AVAILABLE DATA:
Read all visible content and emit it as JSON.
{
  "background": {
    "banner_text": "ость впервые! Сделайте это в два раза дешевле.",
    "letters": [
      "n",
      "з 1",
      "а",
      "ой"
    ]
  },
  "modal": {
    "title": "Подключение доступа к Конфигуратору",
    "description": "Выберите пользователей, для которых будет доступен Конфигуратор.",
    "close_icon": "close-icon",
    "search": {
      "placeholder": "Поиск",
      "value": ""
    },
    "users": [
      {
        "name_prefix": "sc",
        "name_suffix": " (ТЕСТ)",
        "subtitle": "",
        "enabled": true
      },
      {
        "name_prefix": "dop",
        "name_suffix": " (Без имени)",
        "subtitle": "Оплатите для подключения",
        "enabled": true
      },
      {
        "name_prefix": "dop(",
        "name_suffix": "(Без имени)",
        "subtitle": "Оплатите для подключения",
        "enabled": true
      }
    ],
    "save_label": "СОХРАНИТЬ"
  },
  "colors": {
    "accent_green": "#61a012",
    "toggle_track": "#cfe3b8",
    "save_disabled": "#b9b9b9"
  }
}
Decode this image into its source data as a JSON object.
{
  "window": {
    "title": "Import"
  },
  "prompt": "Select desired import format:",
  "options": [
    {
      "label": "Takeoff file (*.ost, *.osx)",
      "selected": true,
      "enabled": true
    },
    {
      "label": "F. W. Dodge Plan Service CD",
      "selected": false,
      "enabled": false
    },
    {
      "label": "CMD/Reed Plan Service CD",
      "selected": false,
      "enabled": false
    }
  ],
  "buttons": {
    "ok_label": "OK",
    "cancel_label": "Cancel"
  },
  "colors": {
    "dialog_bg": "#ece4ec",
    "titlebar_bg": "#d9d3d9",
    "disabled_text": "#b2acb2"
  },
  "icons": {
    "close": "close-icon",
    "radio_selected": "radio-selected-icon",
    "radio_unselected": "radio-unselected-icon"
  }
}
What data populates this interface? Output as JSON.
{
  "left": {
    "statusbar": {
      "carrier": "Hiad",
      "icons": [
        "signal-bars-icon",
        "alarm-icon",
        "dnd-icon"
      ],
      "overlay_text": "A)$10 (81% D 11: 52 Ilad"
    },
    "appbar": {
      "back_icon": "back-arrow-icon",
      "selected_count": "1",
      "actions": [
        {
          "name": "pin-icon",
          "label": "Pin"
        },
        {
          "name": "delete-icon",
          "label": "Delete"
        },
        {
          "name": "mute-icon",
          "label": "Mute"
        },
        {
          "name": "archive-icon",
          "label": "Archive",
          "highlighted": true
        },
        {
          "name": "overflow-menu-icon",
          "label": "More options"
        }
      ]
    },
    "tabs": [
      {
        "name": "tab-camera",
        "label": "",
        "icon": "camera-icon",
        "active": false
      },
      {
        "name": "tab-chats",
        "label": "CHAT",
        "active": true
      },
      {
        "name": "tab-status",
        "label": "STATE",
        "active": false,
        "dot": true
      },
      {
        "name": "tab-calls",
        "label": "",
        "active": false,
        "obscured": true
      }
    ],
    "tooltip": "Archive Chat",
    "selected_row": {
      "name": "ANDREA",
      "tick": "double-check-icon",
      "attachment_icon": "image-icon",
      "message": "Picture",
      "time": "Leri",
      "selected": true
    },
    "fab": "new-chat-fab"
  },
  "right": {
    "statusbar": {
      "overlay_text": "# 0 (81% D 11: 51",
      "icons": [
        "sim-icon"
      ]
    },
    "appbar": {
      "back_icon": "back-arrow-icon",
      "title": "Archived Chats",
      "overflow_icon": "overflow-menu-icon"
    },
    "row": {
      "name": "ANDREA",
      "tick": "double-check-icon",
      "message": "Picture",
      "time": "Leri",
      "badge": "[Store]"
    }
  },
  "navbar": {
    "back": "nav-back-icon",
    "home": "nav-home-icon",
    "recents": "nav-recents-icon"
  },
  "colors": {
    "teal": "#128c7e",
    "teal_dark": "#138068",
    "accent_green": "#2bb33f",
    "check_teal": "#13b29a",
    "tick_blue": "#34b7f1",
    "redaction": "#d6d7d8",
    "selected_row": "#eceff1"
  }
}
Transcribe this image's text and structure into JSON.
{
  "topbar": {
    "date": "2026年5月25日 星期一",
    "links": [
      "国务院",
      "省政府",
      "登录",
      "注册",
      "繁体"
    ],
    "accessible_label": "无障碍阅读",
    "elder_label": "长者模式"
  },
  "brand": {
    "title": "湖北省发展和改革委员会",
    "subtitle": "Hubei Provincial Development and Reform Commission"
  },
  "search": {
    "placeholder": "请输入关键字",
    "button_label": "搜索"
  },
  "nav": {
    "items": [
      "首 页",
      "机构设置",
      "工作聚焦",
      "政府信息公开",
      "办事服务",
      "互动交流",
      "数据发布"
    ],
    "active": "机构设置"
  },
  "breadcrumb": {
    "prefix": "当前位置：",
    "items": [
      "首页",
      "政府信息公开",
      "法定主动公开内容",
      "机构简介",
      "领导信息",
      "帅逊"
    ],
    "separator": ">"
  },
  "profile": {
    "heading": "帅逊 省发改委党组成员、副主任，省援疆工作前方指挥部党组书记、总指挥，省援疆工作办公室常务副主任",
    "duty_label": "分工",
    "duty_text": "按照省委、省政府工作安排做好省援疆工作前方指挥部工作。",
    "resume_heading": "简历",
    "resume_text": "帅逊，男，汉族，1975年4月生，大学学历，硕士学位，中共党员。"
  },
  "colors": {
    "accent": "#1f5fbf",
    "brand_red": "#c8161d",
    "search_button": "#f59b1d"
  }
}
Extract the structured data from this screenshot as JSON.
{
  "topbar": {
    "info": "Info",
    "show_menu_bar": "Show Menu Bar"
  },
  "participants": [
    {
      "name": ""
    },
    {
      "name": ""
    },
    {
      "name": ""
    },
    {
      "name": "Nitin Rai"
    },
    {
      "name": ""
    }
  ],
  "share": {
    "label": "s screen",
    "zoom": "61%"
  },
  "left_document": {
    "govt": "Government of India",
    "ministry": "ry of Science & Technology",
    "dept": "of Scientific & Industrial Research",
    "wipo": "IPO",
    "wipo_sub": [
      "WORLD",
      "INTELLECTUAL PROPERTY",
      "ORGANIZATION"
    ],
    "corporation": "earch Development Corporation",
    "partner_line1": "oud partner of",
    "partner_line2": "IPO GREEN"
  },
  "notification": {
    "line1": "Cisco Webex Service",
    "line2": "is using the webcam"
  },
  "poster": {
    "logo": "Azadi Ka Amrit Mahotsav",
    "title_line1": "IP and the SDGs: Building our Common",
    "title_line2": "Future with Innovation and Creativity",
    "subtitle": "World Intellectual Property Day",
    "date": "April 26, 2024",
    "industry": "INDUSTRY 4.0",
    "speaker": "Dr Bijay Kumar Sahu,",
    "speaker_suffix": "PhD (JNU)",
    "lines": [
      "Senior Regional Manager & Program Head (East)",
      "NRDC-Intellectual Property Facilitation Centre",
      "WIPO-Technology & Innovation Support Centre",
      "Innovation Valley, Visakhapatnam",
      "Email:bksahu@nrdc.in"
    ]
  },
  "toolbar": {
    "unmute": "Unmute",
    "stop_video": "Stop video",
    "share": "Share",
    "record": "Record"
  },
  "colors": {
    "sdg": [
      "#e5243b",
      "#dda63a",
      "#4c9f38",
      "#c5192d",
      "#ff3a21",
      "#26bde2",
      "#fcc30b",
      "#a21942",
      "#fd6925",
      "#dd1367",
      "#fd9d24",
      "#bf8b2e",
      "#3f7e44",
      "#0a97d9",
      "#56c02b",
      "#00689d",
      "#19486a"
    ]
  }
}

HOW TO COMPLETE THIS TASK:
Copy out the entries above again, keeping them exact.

ANSWER AREA:
Read all visible content and emit it as JSON.
{
  "background": {
    "banner_text": "ость впервые! Сделайте это в два раза дешевле.",
    "letters": [
      "n",
      "з 1",
      "а",
      "ой"
    ]
  },
  "modal": {
    "title": "Подключение доступа к Конфигуратору",
    "description": "Выберите пользователей, для которых будет доступен Конфигуратор.",
    "close_icon": "close-icon",
    "search": {
      "placeholder": "Поиск",
      "value": ""
    },
    "users": [
      {
        "name_prefix": "sc",
        "name_suffix": " (ТЕСТ)",
        "subtitle": "",
        "enabled": true
      },
      {
        "name_prefix": "dop",
        "name_suffix": " (Без имени)",
        "subtitle": "Оплатите для подключения",
        "enabled": true
      },
      {
        "name_prefix": "dop(",
        "name_suffix": "(Без имени)",
        "subtitle": "Оплатите для подключения",
        "enabled": true
      }
    ],
    "save_label": "СОХРАНИТЬ"
  },
  "colors": {
    "accent_green": "#61a012",
    "toggle_track": "#cfe3b8",
    "save_disabled": "#b9b9b9"
  }
}
Decode this image into its source data as a JSON object.
{
  "window": {
    "title": "Import"
  },
  "prompt": "Select desired import format:",
  "options": [
    {
      "label": "Takeoff file (*.ost, *.osx)",
      "selected": true,
      "enabled": true
    },
    {
      "label": "F. W. Dodge Plan Service CD",
      "selected": false,
      "enabled": false
    },
    {
      "label": "CMD/Reed Plan Service CD",
      "selected": false,
      "enabled": false
    }
  ],
  "buttons": {
    "ok_label": "OK",
    "cancel_label": "Cancel"
  },
  "colors": {
    "dialog_bg": "#ece4ec",
    "titlebar_bg": "#d9d3d9",
    "disabled_text": "#b2acb2"
  },
  "icons": {
    "close": "close-icon",
    "radio_selected": "radio-selected-icon",
    "radio_unselected": "radio-unselected-icon"
  }
}
What data populates this interface? Output as JSON.
{
  "left": {
    "statusbar": {
      "carrier": "Hiad",
      "icons": [
        "signal-bars-icon",
        "alarm-icon",
        "dnd-icon"
      ],
      "overlay_text": "A)$10 (81% D 11: 52 Ilad"
    },
    "appbar": {
      "back_icon": "back-arrow-icon",
      "selected_count": "1",
      "actions": [
        {
          "name": "pin-icon",
          "label": "Pin"
        },
        {
          "name": "delete-icon",
          "label": "Delete"
        },
        {
          "name": "mute-icon",
          "label": "Mute"
        },
        {
          "name": "archive-icon",
          "label": "Archive",
          "highlighted": true
        },
        {
          "name": "overflow-menu-icon",
          "label": "More options"
        }
      ]
    },
    "tabs": [
      {
        "name": "tab-camera",
        "label": "",
        "icon": "camera-icon",
        "active": false
      },
      {
        "name": "tab-chats",
        "label": "CHAT",
        "active": true
      },
      {
        "name": "tab-status",
        "label": "STATE",
        "active": false,
        "dot": true
      },
      {
        "name": "tab-calls",
        "label": "",
        "active": false,
        "obscured": true
      }
    ],
    "tooltip": "Archive Chat",
    "selected_row": {
      "name": "ANDREA",
      "tick": "double-check-icon",
      "attachment_icon": "image-icon",
      "message": "Picture",
      "time": "Leri",
      "selected": true
    },
    "fab": "new-chat-fab"
  },
  "right": {
    "statusbar": {
      "overlay_text": "# 0 (81% D 11: 51",
      "icons": [
        "sim-icon"
      ]
    },
    "appbar": {
      "back_icon": "back-arrow-icon",
      "title": "Archived Chats",
      "overflow_icon": "overflow-menu-icon"
    },
    "row": {
      "name": "ANDREA",
      "tick": "double-check-icon",
      "message": "Picture",
      "time": "Leri",
      "badge": "[Store]"
    }
  },
  "navbar": {
    "back": "nav-back-icon",
    "home": "nav-home-icon",
    "recents": "nav-recents-icon"
  },
  "colors": {
    "teal": "#128c7e",
    "teal_dark": "#138068",
    "accent_green": "#2bb33f",
    "check_teal": "#13b29a",
    "tick_blue": "#34b7f1",
    "redaction": "#d6d7d8",
    "selected_row": "#eceff1"
  }
}
Transcribe this image's text and structure into JSON.
{
  "topbar": {
    "date": "2026年5月25日 星期一",
    "links": [
      "国务院",
      "省政府",
      "登录",
      "注册",
      "繁体"
    ],
    "accessible_label": "无障碍阅读",
    "elder_label": "长者模式"
  },
  "brand": {
    "title": "湖北省发展和改革委员会",
    "subtitle": "Hubei Provincial Development and Reform Commission"
  },
  "search": {
    "placeholder": "请输入关键字",
    "button_label": "搜索"
  },
  "nav": {
    "items": [
      "首 页",
      "机构设置",
      "工作聚焦",
      "政府信息公开",
      "办事服务",
      "互动交流",
      "数据发布"
    ],
    "active": "机构设置"
  },
  "breadcrumb": {
    "prefix": "当前位置：",
    "items": [
      "首页",
      "政府信息公开",
      "法定主动公开内容",
      "机构简介",
      "领导信息",
      "帅逊"
    ],
    "separator": ">"
  },
  "profile": {
    "heading": "帅逊 省发改委党组成员、副主任，省援疆工作前方指挥部党组书记、总指挥，省援疆工作办公室常务副主任",
    "duty_label": "分工",
    "duty_text": "按照省委、省政府工作安排做好省援疆工作前方指挥部工作。",
    "resume_heading": "简历",
    "resume_text": "帅逊，男，汉族，1975年4月生，大学学历，硕士学位，中共党员。"
  },
  "colors": {
    "accent": "#1f5fbf",
    "brand_red": "#c8161d",
    "search_button": "#f59b1d"
  }
}
Extract the structured data from this screenshot as JSON.
{
  "topbar": {
    "info": "Info",
    "show_menu_bar": "Show Menu Bar"
  },
  "participants": [
    {
      "name": ""
    },
    {
      "name": ""
    },
    {
      "name": ""
    },
    {
      "name": "Nitin Rai"
    },
    {
      "name": ""
    }
  ],
  "share": {
    "label": "s screen",
    "zoom": "61%"
  },
  "left_document": {
    "govt": "Government of India",
    "ministry": "ry of Science & Technology",
    "dept": "of Scientific & Industrial Research",
    "wipo": "IPO",
    "wipo_sub": [
      "WORLD",
      "INTELLECTUAL PROPERTY",
      "ORGANIZATION"
    ],
    "corporation": "earch Development Corporation",
    "partner_line1": "oud partner of",
    "partner_line2": "IPO GREEN"
  },
  "notification": {
    "line1": "Cisco Webex Service",
    "line2": "is using the webcam"
  },
  "poster": {
    "logo": "Azadi Ka Amrit Mahotsav",
    "title_line1": "IP and the SDGs: Building our Common",
    "title_line2": "Future with Innovation and Creativity",
    "subtitle": "World Intellectual Property Day",
    "date": "April 26, 2024",
    "industry": "INDUSTRY 4.0",
    "speaker": "Dr Bijay Kumar Sahu,",
    "speaker_suffix": "PhD (JNU)",
    "lines": [
      "Senior Regional Manager & Program Head (East)",
      "NRDC-Intellectual Property Facilitation Centre",
      "WIPO-Technology & Innovation Support Centre",
      "Innovation Valley, Visakhapatnam",
      "Email:bksahu@nrdc.in"
    ]
  },
  "toolbar": {
    "unmute": "Unmute",
    "stop_video": "Stop video",
    "share": "Share",
    "record": "Record"
  },
  "colors": {
    "sdg": [
      "#e5243b",
      "#dda63a",
      "#4c9f38",
      "#c5192d",
      "#ff3a21",
      "#26bde2",
      "#fcc30b",
      "#a21942",
      "#fd6925",
      "#dd1367",
      "#fd9d24",
      "#bf8b2e",
      "#3f7e44",
      "#0a97d9",
      "#56c02b",
      "#00689d",
      "#19486a"
    ]
  }
}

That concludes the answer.